■ **TASK PROMPT**
Please reproduce the entries below exactly, omitting any images they contain.

■ **Element data from apps and pages**
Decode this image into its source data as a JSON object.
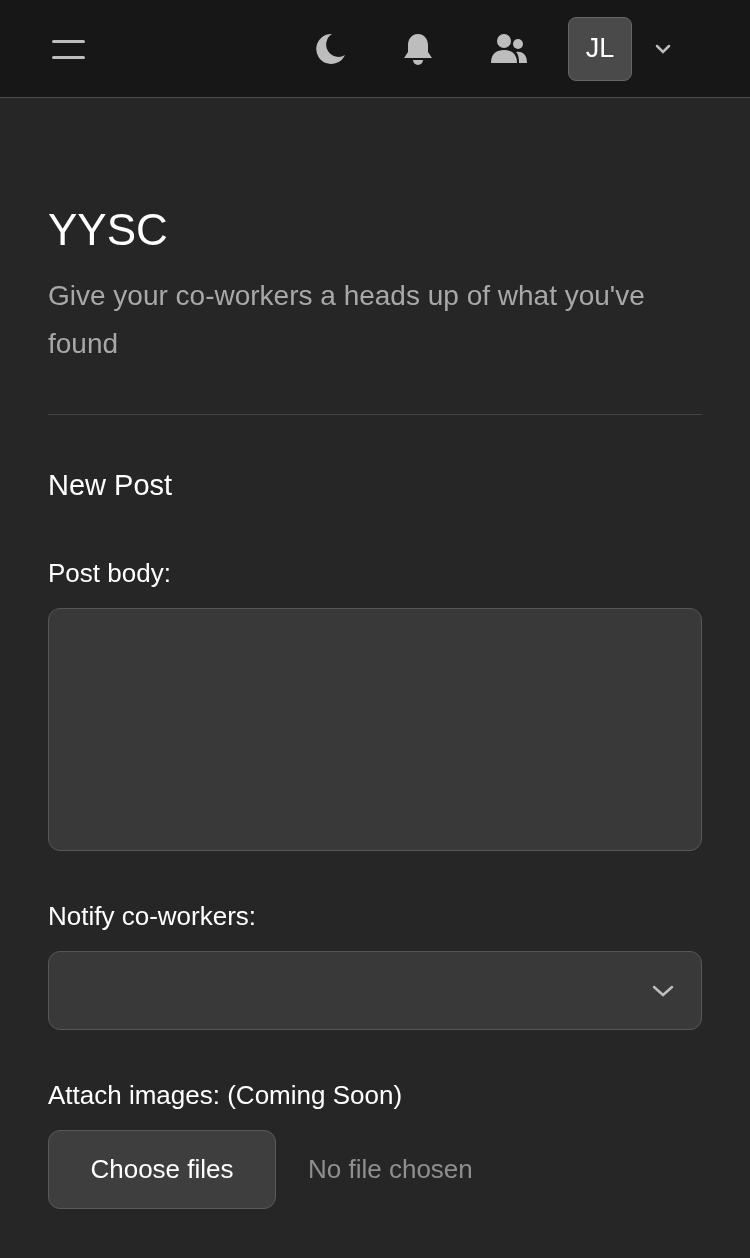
{
  "header": {
    "avatar_initials": "JL"
  },
  "page": {
    "title": "YYSC",
    "subtitle": "Give your co-workers a heads up of what you've found"
  },
  "form": {
    "title": "New Post",
    "fields": [
      {
        "kind": "textarea",
        "label": "Post body:"
      },
      {
        "kind": "select",
        "label": "Notify co-workers:"
      },
      {
        "kind": "file",
        "label": "Attach images: (Coming Soon)",
        "button": "Choose files",
        "status": "No file chosen"
      }
    ]
  }
}
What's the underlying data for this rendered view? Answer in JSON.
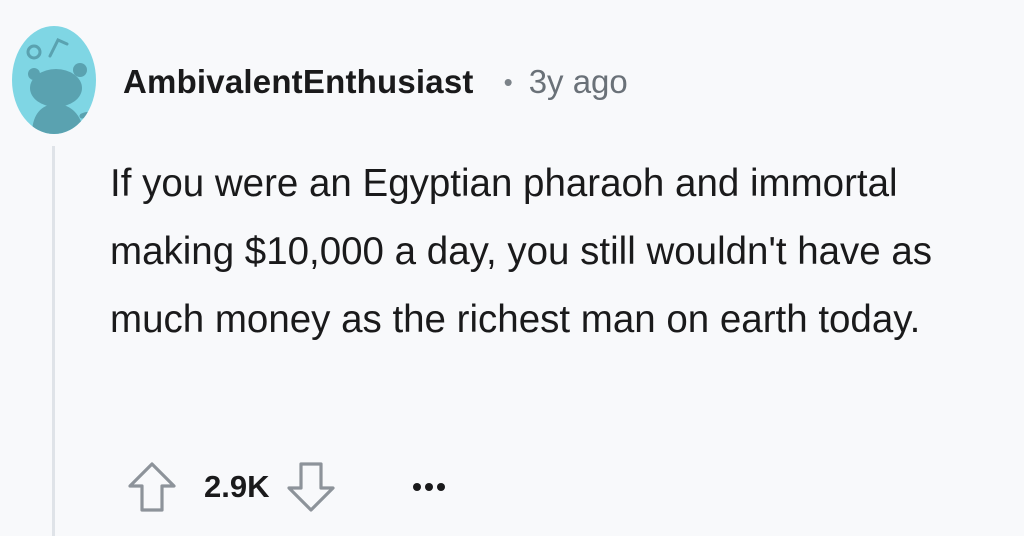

■ **WRITTEN RESPONSE**
Decode this image into its source data as a JSON object.
{
  "header": {
    "avatar_initials": "JL"
  },
  "page": {
    "title": "YYSC",
    "subtitle": "Give your co-workers a heads up of what you've found"
  },
  "form": {
    "title": "New Post",
    "fields": [
      {
        "kind": "textarea",
        "label": "Post body:"
      },
      {
        "kind": "select",
        "label": "Notify co-workers:"
      },
      {
        "kind": "file",
        "label": "Attach images: (Coming Soon)",
        "button": "Choose files",
        "status": "No file chosen"
      }
    ]
  }
}
What's the underlying data for this rendered view? Answer in JSON.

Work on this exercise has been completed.